Kim Dotcom’s new IP address…Internet Party, that is
First announced in January, Dotcom’s Internet Party promises free high-speed internet, a high-tech job boom, restricted government surveillance and a review of the Trans-Pacific Partnership Agreement as part of its political platform.
"It is a movement for people who haven't voted before, who have been disappointed by voting, or who don't like the political choices on offer," Dotcom said in a statement.
"It is a movement for people who care about a digital future, and who want a society that is open, free and fair."
Exciting day for us!!! pic.twitter.com/RYOVsYlFWo— Kim Dotcom (@KimDotcom) March 27, 2014
In a YouTube video entitled Project Manifesto, the Internet Party does a somewhat bizarre sendup of a meeting between New Zealand Prime Minster John Key and US President Barack Obama. In the clip, an Obama lookalike calls upon a blustering and dimwitted Key impersonator to destroy the Internet Party’s manifesto, believed to be stashed away in hardcopy in the internet tycoon’s home. But when the pair show up on Dotcom’s doorstep, he greets them at the door, telling them Edward Snowden had tipped him off.
Kim manages to win over Obama over with his revolutionary platform, though “Obama’s boss” calls to tell the commander in chief to destroy the document anyways. In the end, Obama defies his puppeteer on the condition that Kim “makes it happen.”
To enter parliament, the Internet Party would have to clinch an electoral seat or cross the 5 percent electoral threshold to find representation in the 120-member body.
Dotcom, a German citizen who also goes by the name of Kim Shmitz, does not actually have the right to stand for election in New Zealand until he becomes a citizen. To even have a shot at taking part in the election, the party must now sign up 500 members and register with electoral authorities.
On Thursday, Dotcom told web news portal Stuff.co.nz that a sitting electorate MP would join the party, though he would not clarify who the deputy in question was.
Party chief executive Vikram Kumar told the site there are three more sitting parliamentarians who have expressed interest in joining the party.
Other candidates would be chosen in a process that was "almost like an audition," he said.
Kim, who said the party wants to attract “young, new talent" to the country's leadership, said once members signed up to the party, they would have the option of expressing their interest in running for office.
Dotcom said the Internet Party was open to working with any other party other than Key’s center-right New Zealand National Party.
If we keep getting new member registrations at the current rate we'll have more members than the National Party in a few days :) #Technology
— Kim Dotcom (@KimDotcom) March 27, 2014
Dotcom’s political fortunes, however, could be stymied as a result of a longstanding legal battle with US authorities, who are attempting to extradite him to face charges of online piracy, money laundering and racketeering over Megaupload, which is now closed.
Under orders from the FBI, the New Zealand government arrested Dotcom in 2012 at his mansion near Auckland.
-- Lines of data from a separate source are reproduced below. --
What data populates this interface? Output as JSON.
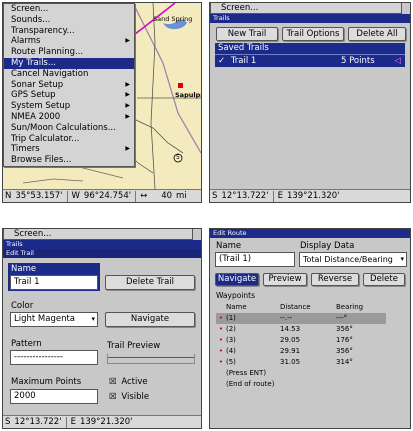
{
  "colors": {
    "accent": "#1c2a8a",
    "panel": "#c8c8c8",
    "map_bg": "#f3ebbd",
    "route_line": "#d400d4",
    "waypoint_dot": "#c0001a"
  },
  "p1": {
    "menu": [
      {
        "label": "Screen...",
        "submenu": false
      },
      {
        "label": "Sounds...",
        "submenu": false
      },
      {
        "label": "Transparency...",
        "submenu": false
      },
      {
        "label": "Alarms",
        "submenu": true
      },
      {
        "label": "Route Planning...",
        "submenu": false
      },
      {
        "label": "My Trails...",
        "submenu": false,
        "selected": true
      },
      {
        "label": "Cancel Navigation",
        "submenu": false
      },
      {
        "label": "Sonar Setup",
        "submenu": true
      },
      {
        "label": "GPS Setup",
        "submenu": true
      },
      {
        "label": "System Setup",
        "submenu": true
      },
      {
        "label": "NMEA 2000",
        "submenu": true
      },
      {
        "label": "Sun/Moon Calculations...",
        "submenu": false
      },
      {
        "label": "Trip Calculator...",
        "submenu": false
      },
      {
        "label": "Timers",
        "submenu": true
      },
      {
        "label": "Browse Files...",
        "submenu": false
      }
    ],
    "map_labels": {
      "city1": "Sand Spring",
      "city2": "Sapulpa",
      "road": "5"
    },
    "status": {
      "hemisphere_n": "N",
      "lat": "35°53.157'",
      "hemisphere_w": "W",
      "lon": "96°24.754'",
      "zoom_icon": "↔",
      "zoom": "40",
      "unit": "mi"
    }
  },
  "p2": {
    "screen_tab": "Screen...",
    "title": "Trails",
    "buttons": {
      "new_trail": "New Trail",
      "trail_options": "Trail Options",
      "delete_all": "Delete All"
    },
    "saved_header": "Saved Trails",
    "trail": {
      "check": "✓",
      "name": "Trail 1",
      "points": "5 Points",
      "icon": "◁"
    },
    "status": {
      "hemisphere_s": "S",
      "lat": "12°13.722'",
      "hemisphere_e": "E",
      "lon": "139°21.320'"
    }
  },
  "p3": {
    "screen_tab": "Screen...",
    "title_trails": "Trails",
    "title_edit": "Edit Trail",
    "name_label": "Name",
    "name_value": "Trail 1",
    "delete_button": "Delete Trail",
    "color_label": "Color",
    "color_value": "Light Magenta",
    "navigate_button": "Navigate",
    "pattern_label": "Pattern",
    "pattern_value": "----------------",
    "preview_label": "Trail Preview",
    "max_points_label": "Maximum Points",
    "max_points_value": "2000",
    "active_label": "Active",
    "visible_label": "Visible",
    "check_mark": "☒",
    "status": {
      "hemisphere_s": "S",
      "lat": "12°13.722'",
      "hemisphere_e": "E",
      "lon": "139°21.320'"
    }
  },
  "p4": {
    "title": "Edit Route",
    "name_label": "Name",
    "name_value": "(Trail 1)",
    "display_label": "Display Data",
    "display_value": "Total Distance/Bearing",
    "buttons": {
      "navigate": "Navigate",
      "preview": "Preview",
      "reverse": "Reverse",
      "delete": "Delete"
    },
    "waypoints_label": "Waypoints",
    "columns": [
      "Name",
      "Distance",
      "Bearing"
    ],
    "rows": [
      {
        "dot": "•",
        "name": "(1)",
        "distance": "--.--",
        "bearing": "---°",
        "highlight": true
      },
      {
        "dot": "•",
        "name": "(2)",
        "distance": "14.53",
        "bearing": "356°"
      },
      {
        "dot": "•",
        "name": "(3)",
        "distance": "29.05",
        "bearing": "176°"
      },
      {
        "dot": "•",
        "name": "(4)",
        "distance": "29.91",
        "bearing": "356°"
      },
      {
        "dot": "•",
        "name": "(5)",
        "distance": "31.05",
        "bearing": "314°"
      },
      {
        "dot": "",
        "name": "(Press ENT)",
        "distance": "",
        "bearing": ""
      },
      {
        "dot": "",
        "name": "(End of route)",
        "distance": "",
        "bearing": ""
      }
    ]
  }
}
Dotcom was freed on bail but his movements have been restricted.
The internet tycoon and three of his colleagues have been battling US and New Zealand authorities ever since; an extradition hearing is scheduled for July.
US authorities allege that Megaupload cost film studios and record companies more than $500 million and generated more than $175 million by encouraging paying users to share and store copyrighted material like movies and TV shows.
Dotcom claims Megaupload was merely an online warehouse and should not be accountable if the content in it was obtained illegally.
Whether Kim ever manages to run for office remains to be seen, though he already has one major political victory over Key. In September 2012, the New Zealand PM was forced to apologize to Kim after it was discovered that Government Communications Security Bureau (GCSB) was illegally spying on Dotcom prior to the police raid on his home.